[RECORDS SHOWN Boundary: Start]

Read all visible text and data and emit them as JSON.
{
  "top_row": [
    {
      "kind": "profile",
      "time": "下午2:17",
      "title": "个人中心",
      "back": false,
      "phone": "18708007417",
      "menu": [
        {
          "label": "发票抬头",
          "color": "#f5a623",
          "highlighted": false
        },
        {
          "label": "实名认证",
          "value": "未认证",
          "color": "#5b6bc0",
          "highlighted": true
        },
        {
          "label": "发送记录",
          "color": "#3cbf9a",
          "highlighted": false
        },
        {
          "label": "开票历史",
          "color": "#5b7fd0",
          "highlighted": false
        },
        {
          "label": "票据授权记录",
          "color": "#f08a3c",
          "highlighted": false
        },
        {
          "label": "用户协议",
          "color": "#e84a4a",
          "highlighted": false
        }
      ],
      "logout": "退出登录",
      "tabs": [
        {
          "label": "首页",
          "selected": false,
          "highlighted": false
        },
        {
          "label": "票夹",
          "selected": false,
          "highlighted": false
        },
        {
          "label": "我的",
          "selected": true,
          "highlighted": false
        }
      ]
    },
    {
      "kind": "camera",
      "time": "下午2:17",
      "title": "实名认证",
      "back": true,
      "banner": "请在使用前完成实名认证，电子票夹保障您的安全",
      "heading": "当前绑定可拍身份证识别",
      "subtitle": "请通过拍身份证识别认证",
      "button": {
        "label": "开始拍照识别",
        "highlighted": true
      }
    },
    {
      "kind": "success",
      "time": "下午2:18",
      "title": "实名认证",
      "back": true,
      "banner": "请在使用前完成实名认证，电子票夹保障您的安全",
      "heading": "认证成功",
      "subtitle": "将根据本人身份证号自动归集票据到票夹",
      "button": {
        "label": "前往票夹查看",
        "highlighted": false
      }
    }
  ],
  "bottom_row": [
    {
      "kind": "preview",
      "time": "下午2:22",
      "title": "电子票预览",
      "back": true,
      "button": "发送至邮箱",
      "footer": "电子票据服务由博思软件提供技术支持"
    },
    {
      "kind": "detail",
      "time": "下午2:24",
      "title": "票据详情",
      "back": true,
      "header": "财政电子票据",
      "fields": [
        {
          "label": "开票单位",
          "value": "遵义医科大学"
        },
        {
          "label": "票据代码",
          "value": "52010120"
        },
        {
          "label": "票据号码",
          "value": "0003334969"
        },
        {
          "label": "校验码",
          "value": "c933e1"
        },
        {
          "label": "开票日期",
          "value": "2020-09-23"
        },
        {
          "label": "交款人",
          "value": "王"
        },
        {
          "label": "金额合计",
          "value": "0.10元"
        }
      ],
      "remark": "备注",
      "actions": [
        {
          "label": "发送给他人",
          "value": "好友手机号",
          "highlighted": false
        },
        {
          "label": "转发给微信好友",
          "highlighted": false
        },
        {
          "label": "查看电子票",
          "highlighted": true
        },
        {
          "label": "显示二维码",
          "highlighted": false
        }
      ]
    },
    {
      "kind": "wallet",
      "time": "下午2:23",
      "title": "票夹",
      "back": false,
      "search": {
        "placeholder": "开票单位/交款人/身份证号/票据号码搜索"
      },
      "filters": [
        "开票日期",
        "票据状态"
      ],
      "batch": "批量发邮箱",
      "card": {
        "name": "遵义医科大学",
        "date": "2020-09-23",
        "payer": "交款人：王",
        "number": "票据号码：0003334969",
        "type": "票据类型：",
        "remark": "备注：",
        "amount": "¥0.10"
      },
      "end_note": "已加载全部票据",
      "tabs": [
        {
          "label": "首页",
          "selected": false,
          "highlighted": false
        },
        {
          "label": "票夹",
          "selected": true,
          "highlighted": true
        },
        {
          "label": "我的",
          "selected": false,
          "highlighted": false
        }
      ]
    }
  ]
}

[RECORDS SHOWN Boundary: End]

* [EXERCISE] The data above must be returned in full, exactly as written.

* [ANSWER BOX]
Read all visible text and data and emit them as JSON.
{
  "top_row": [
    {
      "kind": "profile",
      "time": "下午2:17",
      "title": "个人中心",
      "back": false,
      "phone": "18708007417",
      "menu": [
        {
          "label": "发票抬头",
          "color": "#f5a623",
          "highlighted": false
        },
        {
          "label": "实名认证",
          "value": "未认证",
          "color": "#5b6bc0",
          "highlighted": true
        },
        {
          "label": "发送记录",
          "color": "#3cbf9a",
          "highlighted": false
        },
        {
          "label": "开票历史",
          "color": "#5b7fd0",
          "highlighted": false
        },
        {
          "label": "票据授权记录",
          "color": "#f08a3c",
          "highlighted": false
        },
        {
          "label": "用户协议",
          "color": "#e84a4a",
          "highlighted": false
        }
      ],
      "logout": "退出登录",
      "tabs": [
        {
          "label": "首页",
          "selected": false,
          "highlighted": false
        },
        {
          "label": "票夹",
          "selected": false,
          "highlighted": false
        },
        {
          "label": "我的",
          "selected": true,
          "highlighted": false
        }
      ]
    },
    {
      "kind": "camera",
      "time": "下午2:17",
      "title": "实名认证",
      "back": true,
      "banner": "请在使用前完成实名认证，电子票夹保障您的安全",
      "heading": "当前绑定可拍身份证识别",
      "subtitle": "请通过拍身份证识别认证",
      "button": {
        "label": "开始拍照识别",
        "highlighted": true
      }
    },
    {
      "kind": "success",
      "time": "下午2:18",
      "title": "实名认证",
      "back": true,
      "banner": "请在使用前完成实名认证，电子票夹保障您的安全",
      "heading": "认证成功",
      "subtitle": "将根据本人身份证号自动归集票据到票夹",
      "button": {
        "label": "前往票夹查看",
        "highlighted": false
      }
    }
  ],
  "bottom_row": [
    {
      "kind": "preview",
      "time": "下午2:22",
      "title": "电子票预览",
      "back": true,
      "button": "发送至邮箱",
      "footer": "电子票据服务由博思软件提供技术支持"
    },
    {
      "kind": "detail",
      "time": "下午2:24",
      "title": "票据详情",
      "back": true,
      "header": "财政电子票据",
      "fields": [
        {
          "label": "开票单位",
          "value": "遵义医科大学"
        },
        {
          "label": "票据代码",
          "value": "52010120"
        },
        {
          "label": "票据号码",
          "value": "0003334969"
        },
        {
          "label": "校验码",
          "value": "c933e1"
        },
        {
          "label": "开票日期",
          "value": "2020-09-23"
        },
        {
          "label": "交款人",
          "value": "王"
        },
        {
          "label": "金额合计",
          "value": "0.10元"
        }
      ],
      "remark": "备注",
      "actions": [
        {
          "label": "发送给他人",
          "value": "好友手机号",
          "highlighted": false
        },
        {
          "label": "转发给微信好友",
          "highlighted": false
        },
        {
          "label": "查看电子票",
          "highlighted": true
        },
        {
          "label": "显示二维码",
          "highlighted": false
        }
      ]
    },
    {
      "kind": "wallet",
      "time": "下午2:23",
      "title": "票夹",
      "back": false,
      "search": {
        "placeholder": "开票单位/交款人/身份证号/票据号码搜索"
      },
      "filters": [
        "开票日期",
        "票据状态"
      ],
      "batch": "批量发邮箱",
      "card": {
        "name": "遵义医科大学",
        "date": "2020-09-23",
        "payer": "交款人：王",
        "number": "票据号码：0003334969",
        "type": "票据类型：",
        "remark": "备注：",
        "amount": "¥0.10"
      },
      "end_note": "已加载全部票据",
      "tabs": [
        {
          "label": "首页",
          "selected": false,
          "highlighted": false
        },
        {
          "label": "票夹",
          "selected": true,
          "highlighted": true
        },
        {
          "label": "我的",
          "selected": false,
          "highlighted": false
        }
      ]
    }
  ]
}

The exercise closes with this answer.